Not just for Covid-19, but now for Malaria as well. In recent days we have seen a further triumph for British science, with approval for a life-saving UK Malaria vaccine to be rolled out in sub-Saharan Africa, which will provide a huge boost in protecting millions of children from this disease.
In Britain, as we continue our recovery from the pandemic, it is the Covid-19 vaccine which has ensured the growth of the UK economy during the second quarter of 2021. But while tackling coronavirus has been crucial over the last two years it cannot be the sole focus of Government.
Last week the Health & Social Care secretary spoke about the necessity to get the NHS waiting list down. This is a cause I have been pursuing particularly as a supporter of the Catch Up With Cancer campaign.
The campaign is calling for action to address the Covid-induced backlog in cancer care. Crawley of course houses several leading manufacturers whose radiotherapy scanners play an important role in improving oncology patient outcomes.
I welcome the announcement of 40 new Community Diagnostic Centres to be established at sites across the country. These will provide a one-stop-shop for key testing to boost early diagnoses, and speed up and increase referrals. The Centres are to provide a full range of scans and tests to patients to catch illnesses at the earliest signs; not only increasing NHS capacity but also saving lives as our health service continues to tackle the historic elective backlog caused by the pandemic.
While the pandemic has meant that many people with health concerns have not come forward for checks and scans, non-urgent procedures were also postponed to allow the NHS to focus on coronavirus. Boosting diagnostic services is vital in supporting the NHS to catch up, and as Chair of the Blood Cancer All-Party Parliamentary Group I have been clear that there needs to be an enhanced focus on early diagnosis as this can lead to far greater patient outcomes.
I have also called for the NHS to be freed from unnecessary bureaucracy. The Health & Social Care Secretary has acknowledged that while NHS leadership is a big driver of performance, not enough is done to foster the best performance, which means patients do not always get the care they deserve.

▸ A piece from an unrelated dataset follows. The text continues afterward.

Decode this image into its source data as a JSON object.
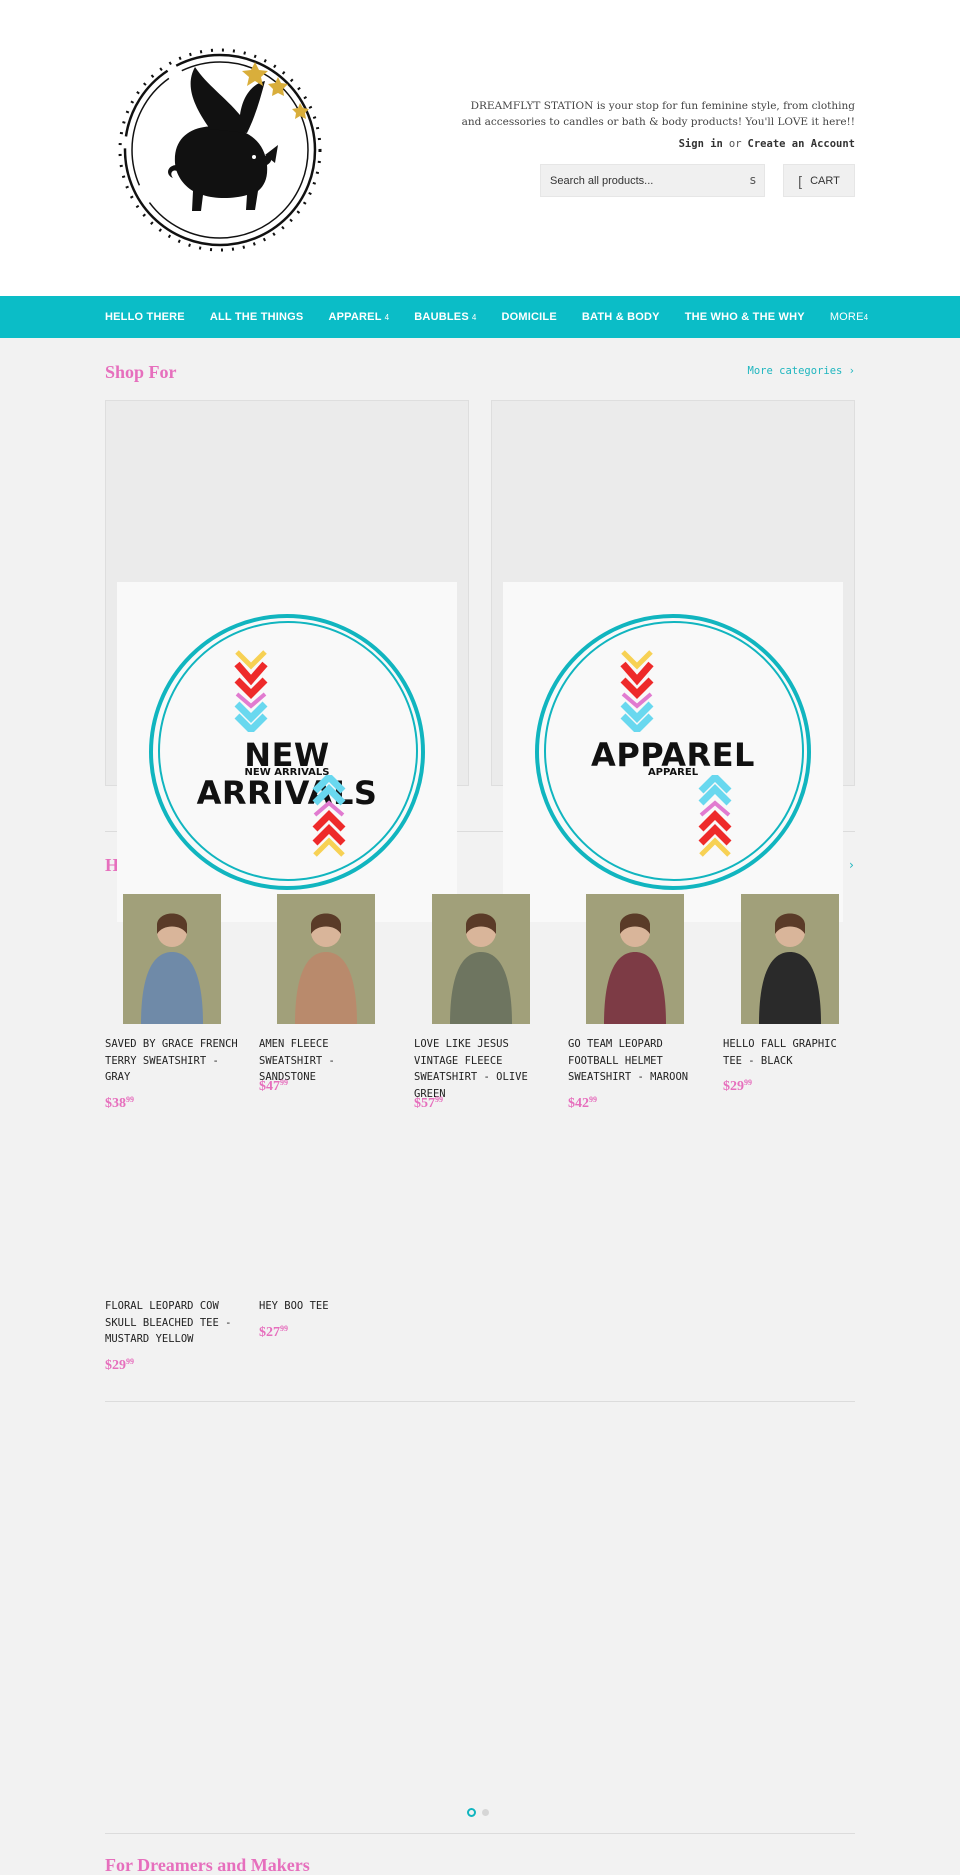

A far-reaching review of the leadership and management of health and social care in the UK, to be led by General Sir Gordon Messenger, former Vice Chief of the Defence Staff, will see a move towards an approach which furthers not only the power but the freedom of health and care leaders to drive change forward.
Henry Smith MP